Growing old is a surreal experience as while you may think and feel just like a 16-year old, your face, dental health and body will show the true signs of your time on earth. Some individuals may opt to spend money on cosmetic dentistry to look younger, while others may up their exercise routine; however, no matter what strategy to look younger is implemented there are dental problems specifically linked to aging.
Over time, individuals can officially earn the dental idiom of being "long in the tooth" because of their time spent on earth. The expression was originally coined as a way to describe an age of a horse because as they get older, their gums will recede (thus giving the appearance of having long teeth). Aging humans are subject to this type of biological change in addition to other adjustments associated with growing old, and 1-800-DENTIST wants to let you know now to prevent any potential shock down the road.
Jawbones are a living part of the skeletal system that help defines a person's face as well as providing a solid surface for which teeth can be firmly anchored. Results of a forty-year study have indicated that jaws can shrink over time resulting in tooth overcrowding in senior mouths.

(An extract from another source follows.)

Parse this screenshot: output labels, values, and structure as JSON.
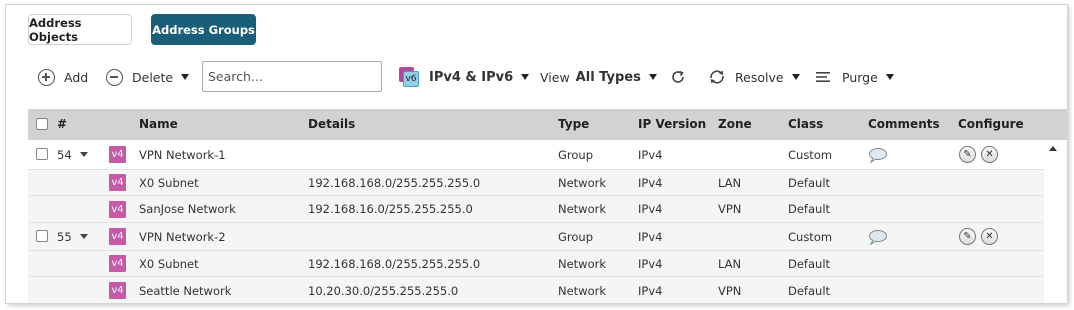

The findings have come from the Faculty of Dentistry at Malmö University. The study kicked off 1949 and involved analyzing the plaster molds made off of 30 dental students who were in their twenties. A second batch of molds were made 20 years later when the students were fully licensed dentists. A final set of molds was made for 18 remaining participants forty years after the very first set were created. When those devices were lined up and compared side-by-side it was found that over time the lower jaw had became both shorter and thinner by several millimeters, resulting in tooth-crowding. (Expertanswer. "Teeth crowded in seniors, as jaws shrink." ScienceDaily, 31 Oct. 2011. Web. 16 Nov. 2011.)
The jawbone is not the only body part to be impacted by aging as every organ, hair follicle and tooth will be impacted by the natural process of a body's systems slowing down. When it comes to the latter, the appearance of a smile changes because of a shrinking jaw and lessened skin elasticity, however some of the oral changes associated with aging are more than skin deep.
According to the AGS Foundation for Health in Aging, the five most common dental problems associated with aging include:
Dental care and preventative dentistry are essential to ensure that seniors lower their risk of any potential dental problems. The process involves the basic principals of brushing, flossing, eating a nutritious diet, exercising, drinking clean fresh water and maintaining regular appointments with a dentist so they can closely monitor any changes that may take place.